The MacBook and MacBook Pro Mid 2012 and earlier models (excluding all MacBook Airs and the Late 2012 and later Retina MacBook Pro) have hard drives that can be replaced with a larger, faster 2.5″ SATA hard drive or upgraded to a 2.5″ SATA Solid State (SSD) flash drive.
The models vary a bit in how you access the drive. In general you will need a Philips #00 screwdriver and a Torx #6 (for newer models) and/or Torx #8 screwdriver (for older models). The latest MacBook Pros may require a TriWing screwdriver as well.

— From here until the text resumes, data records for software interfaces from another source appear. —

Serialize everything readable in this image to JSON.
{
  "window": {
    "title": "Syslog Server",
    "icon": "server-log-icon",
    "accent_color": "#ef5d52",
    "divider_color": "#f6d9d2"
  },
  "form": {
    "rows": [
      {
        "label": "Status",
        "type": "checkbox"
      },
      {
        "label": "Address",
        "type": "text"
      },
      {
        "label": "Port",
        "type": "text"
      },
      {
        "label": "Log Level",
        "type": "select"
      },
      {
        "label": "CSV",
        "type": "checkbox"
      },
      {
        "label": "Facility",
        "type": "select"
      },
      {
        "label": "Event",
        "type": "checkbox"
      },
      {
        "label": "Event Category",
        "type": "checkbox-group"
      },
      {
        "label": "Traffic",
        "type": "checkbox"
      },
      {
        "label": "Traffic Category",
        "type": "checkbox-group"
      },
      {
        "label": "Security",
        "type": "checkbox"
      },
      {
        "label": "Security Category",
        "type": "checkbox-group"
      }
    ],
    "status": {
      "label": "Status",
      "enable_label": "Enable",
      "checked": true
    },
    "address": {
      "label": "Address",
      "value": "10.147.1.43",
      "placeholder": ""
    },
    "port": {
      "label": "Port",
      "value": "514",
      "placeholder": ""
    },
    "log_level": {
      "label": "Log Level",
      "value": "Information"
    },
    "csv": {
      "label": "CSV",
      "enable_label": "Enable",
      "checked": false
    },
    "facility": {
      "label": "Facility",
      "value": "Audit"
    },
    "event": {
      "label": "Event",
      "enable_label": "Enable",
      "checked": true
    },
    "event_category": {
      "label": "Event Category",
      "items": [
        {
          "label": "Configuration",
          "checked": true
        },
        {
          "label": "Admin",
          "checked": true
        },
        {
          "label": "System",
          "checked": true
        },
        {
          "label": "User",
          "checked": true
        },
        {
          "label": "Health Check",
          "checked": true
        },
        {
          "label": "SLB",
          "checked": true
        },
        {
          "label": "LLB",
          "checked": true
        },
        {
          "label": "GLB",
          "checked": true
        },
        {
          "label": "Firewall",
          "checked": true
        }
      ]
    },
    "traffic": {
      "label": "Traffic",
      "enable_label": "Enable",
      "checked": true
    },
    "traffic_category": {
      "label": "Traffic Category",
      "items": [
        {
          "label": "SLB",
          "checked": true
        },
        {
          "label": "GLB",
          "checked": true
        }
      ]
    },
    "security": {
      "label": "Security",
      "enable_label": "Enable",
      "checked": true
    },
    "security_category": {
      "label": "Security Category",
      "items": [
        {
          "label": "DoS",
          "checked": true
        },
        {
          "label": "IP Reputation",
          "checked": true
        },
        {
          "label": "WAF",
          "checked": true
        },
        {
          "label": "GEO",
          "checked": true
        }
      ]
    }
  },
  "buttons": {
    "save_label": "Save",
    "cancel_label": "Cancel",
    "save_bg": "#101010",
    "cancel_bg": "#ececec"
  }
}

There are take-apart instructions for all Mac notebook models at ifixit.com.
I recommend that along with your new hard drive or SSD drive, you purchase a USB – SATA 2.5″ drive enclosure for about $20. This makes transferring your data from the original drive very easy.
Note: The instructions below will NOT transfer a BootCamp installation or any of the Windows data. For instructions on copying a BootCamp Windows installation to another drive, go here for instructions on using WinClone ($20).
- First, download CarbonCopyCloner from http://www.bombich.com/ Consider dropping a donation to Mike while you are there, trust me the time this software will save you is worth a few bucks.
- Install the old drive into the USB enclosure, install the new drive into the Mac, and attach the USB enclosure with the old drive to the machine.
- Boot OSX with the old drive. If necessary, hold the Option key down at startup to select the startup drive.
- Use Apple’s Disk Utility (Applications > Utilities folder) to format the new drive. Choose Partition, and decide at this point whether you want to make any separate partitions on the drive. (For most people, it is preferable to leave it as one partition.) Under the Options, choose GUID as the partition type, and choose Mac OS Extended as the formatting type (see this post for detailed instructions)
- Fire up CarbonCopyCloner and have it make a bootable clone of your internal hard drive to the new drive.
- Once the cloning is finished, restart the machine holding Option key down, and select the new drive as the Startup Disk.
- You can now use the older one in the USB enclosure, as a backup or for transportable data.
The other thing you can do with a MacBook Pro that has an optical drive, is to replace the optical (DVD) drive with either a hard drive or a SSD drive.
In order to do this surgery, you need to have a optical drive bay bracket that is correct for the machine. There are two varieties, the PATA connect version is for early MacBook Pros, and the SATA connect version is for the Unibody MacBook Pro models and later. The brackets run between $40 and $65, you will need to specify your Mac identifier when you order. (The Mac Identifier will look something like “MacBookPro5,2” – this can be found under the Apple Menu > About this Mac > More Information > Hardware)
The optical drive bay data connector in the MacBook and MacBook Pro may not be as fast as the connector for the main hard drive. What you can do if you are installing a SSD drive as a boot drive, is to install the SSD into the main hard drive spot, and relocate the hard drive into the optical bay.
You an also get an external USB enclosure for your DVD drive, so you can continue using it.